TRUTH: Most people with Down syndrome have a mild to moderate cognitive disability, or intellectual disability. This is not indicative of the many strengths and talents that each individual possesses. Be considerate of the extra time it might take a person who has a disability to get things done or said.
TRUTH: People with Down syndrome are at an increased risk for certain medical conditions such as congenital heart defects, respiratory, hearing problems, and thyroid conditions. Advances in health care and treatment of these conditions have allowed most individuals with Down syndrome to lead healthy lives.
TRUTH: Though we know that an extra full or partial copy of chromosome 21 causes the characteristics of Down syndrome, researchers are making great strides in identifying how individual genes on chromosome 21 affect a person with Down syndrome. Scientists now feel strongly that it will be possible to improve, correct, or prevent many of the health problems associated with Down syndrome in the future.
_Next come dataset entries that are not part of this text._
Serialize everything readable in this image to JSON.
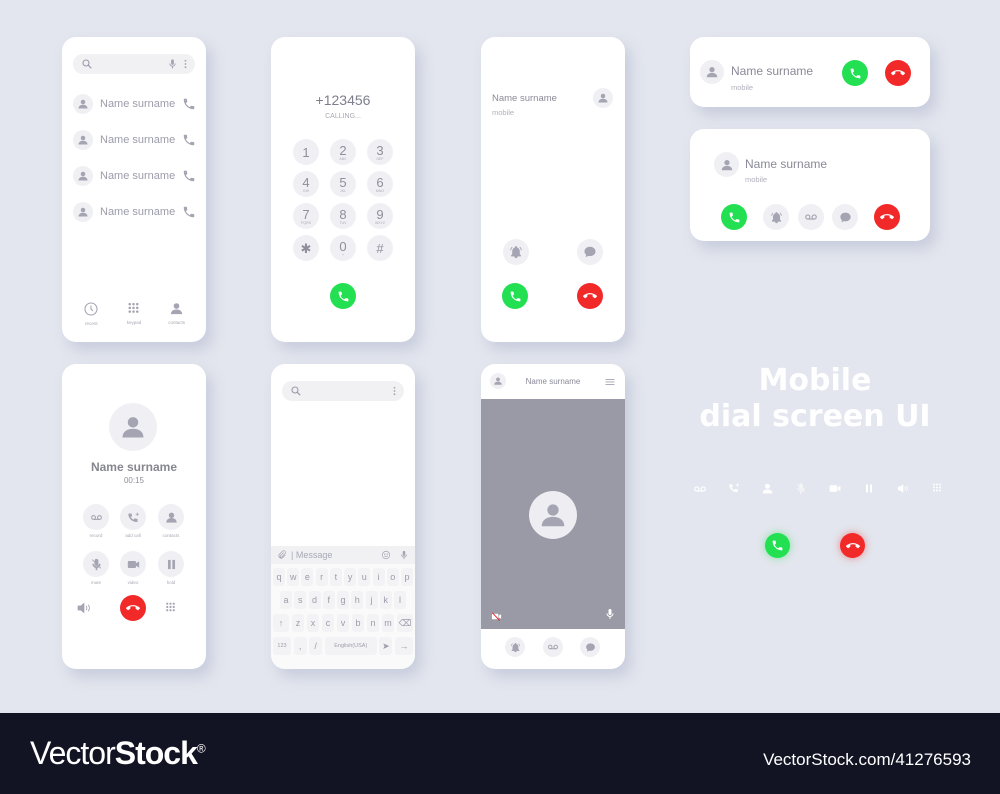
{
  "colors": {
    "accept": "#22e052",
    "decline": "#f22929",
    "icon": "#a4a4b2",
    "background": "#e3e6ee",
    "video_bg": "#9a9aa6",
    "footer": "#121424"
  },
  "contacts_screen": {
    "search_icon": "search-icon",
    "mic_icon": "mic-icon",
    "more_icon": "more-vert-icon",
    "contacts": [
      {
        "name": "Name surname"
      },
      {
        "name": "Name surname"
      },
      {
        "name": "Name surname"
      },
      {
        "name": "Name surname"
      }
    ],
    "nav": [
      {
        "label": "recent",
        "icon": "clock-icon"
      },
      {
        "label": "keypad",
        "icon": "keypad-icon"
      },
      {
        "label": "contacts",
        "icon": "person-icon"
      }
    ]
  },
  "dialer_screen": {
    "number": "+123456",
    "status": "CALLING...",
    "keys": [
      {
        "digit": "1",
        "letters": ""
      },
      {
        "digit": "2",
        "letters": "ABC"
      },
      {
        "digit": "3",
        "letters": "DEF"
      },
      {
        "digit": "4",
        "letters": "GHI"
      },
      {
        "digit": "5",
        "letters": "JKL"
      },
      {
        "digit": "6",
        "letters": "MNO"
      },
      {
        "digit": "7",
        "letters": "PQRS"
      },
      {
        "digit": "8",
        "letters": "TUV"
      },
      {
        "digit": "9",
        "letters": "WXYZ"
      },
      {
        "digit": "✱",
        "letters": ""
      },
      {
        "digit": "0",
        "letters": "+"
      },
      {
        "digit": "#",
        "letters": ""
      }
    ]
  },
  "incoming_screen": {
    "name": "Name surname",
    "type": "mobile"
  },
  "banner_small": {
    "name": "Name surname",
    "type": "mobile"
  },
  "banner_large": {
    "name": "Name surname",
    "type": "mobile"
  },
  "in_call_screen": {
    "name": "Name surname",
    "timer": "00:15",
    "controls": [
      {
        "label": "record",
        "icon": "voicemail-icon"
      },
      {
        "label": "add call",
        "icon": "add-call-icon"
      },
      {
        "label": "contacts",
        "icon": "person-icon"
      },
      {
        "label": "mute",
        "icon": "mic-off-icon"
      },
      {
        "label": "video",
        "icon": "video-icon"
      },
      {
        "label": "hold",
        "icon": "pause-icon"
      }
    ]
  },
  "message_screen": {
    "placeholder": "| Message",
    "rows": [
      [
        "q",
        "w",
        "e",
        "r",
        "t",
        "y",
        "u",
        "i",
        "o",
        "p"
      ],
      [
        "a",
        "s",
        "d",
        "f",
        "g",
        "h",
        "j",
        "k",
        "l"
      ],
      [
        "↑",
        "z",
        "x",
        "c",
        "v",
        "b",
        "n",
        "m",
        "⌫"
      ]
    ],
    "bottom": {
      "num": "123",
      "comma": ",",
      "slash": "/",
      "space": "English(USA)",
      "send": "➤",
      "enter": "→"
    }
  },
  "video_screen": {
    "name": "Name surname"
  },
  "title": {
    "line1": "Mobile",
    "line2": "dial screen UI"
  },
  "icon_strip": [
    "voicemail-icon",
    "add-call-icon",
    "person-icon",
    "mic-icon",
    "video-icon",
    "pause-icon",
    "speaker-icon",
    "keypad-icon"
  ],
  "footer": {
    "brand_light": "Vector",
    "brand_bold": "Stock",
    "reg": "®",
    "url": "VectorStock.com/41276593"
  }
}
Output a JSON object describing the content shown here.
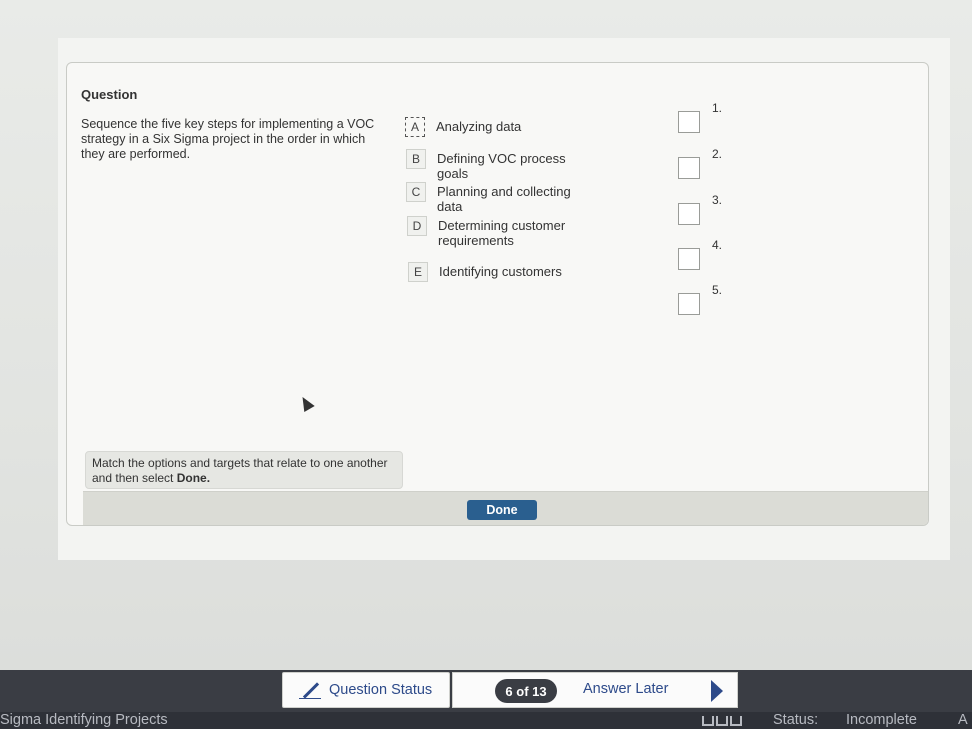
{
  "question": {
    "title": "Question",
    "text": "Sequence the five key steps for implementing a VOC strategy in a Six Sigma project in the order in which they are performed.",
    "instruction_prefix": "Match the options and targets that relate to one another and then select ",
    "instruction_bold": "Done.",
    "done_label": "Done"
  },
  "options": [
    {
      "letter": "A",
      "text": "Analyzing data"
    },
    {
      "letter": "B",
      "text": "Defining VOC process goals"
    },
    {
      "letter": "C",
      "text": "Planning and collecting data"
    },
    {
      "letter": "D",
      "text": "Determining customer requirements"
    },
    {
      "letter": "E",
      "text": "Identifying customers"
    }
  ],
  "targets": [
    "1.",
    "2.",
    "3.",
    "4.",
    "5."
  ],
  "toolbar": {
    "question_status_label": "Question Status",
    "page_indicator": "6 of 13",
    "answer_later_label": "Answer Later"
  },
  "status_bar": {
    "course_title": "Sigma Identifying Projects",
    "status_label": "Status:",
    "status_value": "Incomplete",
    "extra": "A"
  }
}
TRUTH: Students with Down syndrome are included in typical academic classrooms in schools across the country. The current trend in education is for full inclusion in social and educational settings. Sometimes students with Down syndrome are included in specific courses, while in other situations students are fully included in the typical classroom for all subjects. Increasingly, individuals with Down syndrome graduate from high school with diplomas, and participate in postsecondary academic and college programs.
TRUTH: People with Down syndrome are active participants in educational, social and recreational activities. They are included in the typical education system and take part in sports, music, art programs and any other activities in the community. People with Down syndrome are valued members of their families and communities, and make meaningful contributions to society.
TRUTH: People with Down syndrome have feelings just like anyone else. They experience the full range of emotions. They respond to positive expressions of friendship and are hurt and upset by inconsiderate behavior.
TRUTH: Adults with Down syndrome are not children, and should not be considered children. They enjoy activities and companionship with other adults, and have similar needs and feelings as their typical peers.
MYTH: Adults with Down syndrome are unable to form close interpersonal relationships leading to marriage.
TRUTH: People with Down syndrome socialize and have meaningful friendships. Some choose to date, maintain ongoing relationships, and marry.
TRUTH: Businesses employ adults with Down syndrome for a variety of positions – in banks, corporations, hotels, hospitals, nursing homes, offices and restaurants. They work in the music and entertainment industry, in clerical positions, childcare, the sports field and the computer industry, to name a few. Like anybody else, people with Down syndrome want to have a job where their work will be valued.
TRUTH: It is never acceptable to use the word “retarded” in any derogatory context. Using this word is hurtful and suggests that people with disabilities are not competent.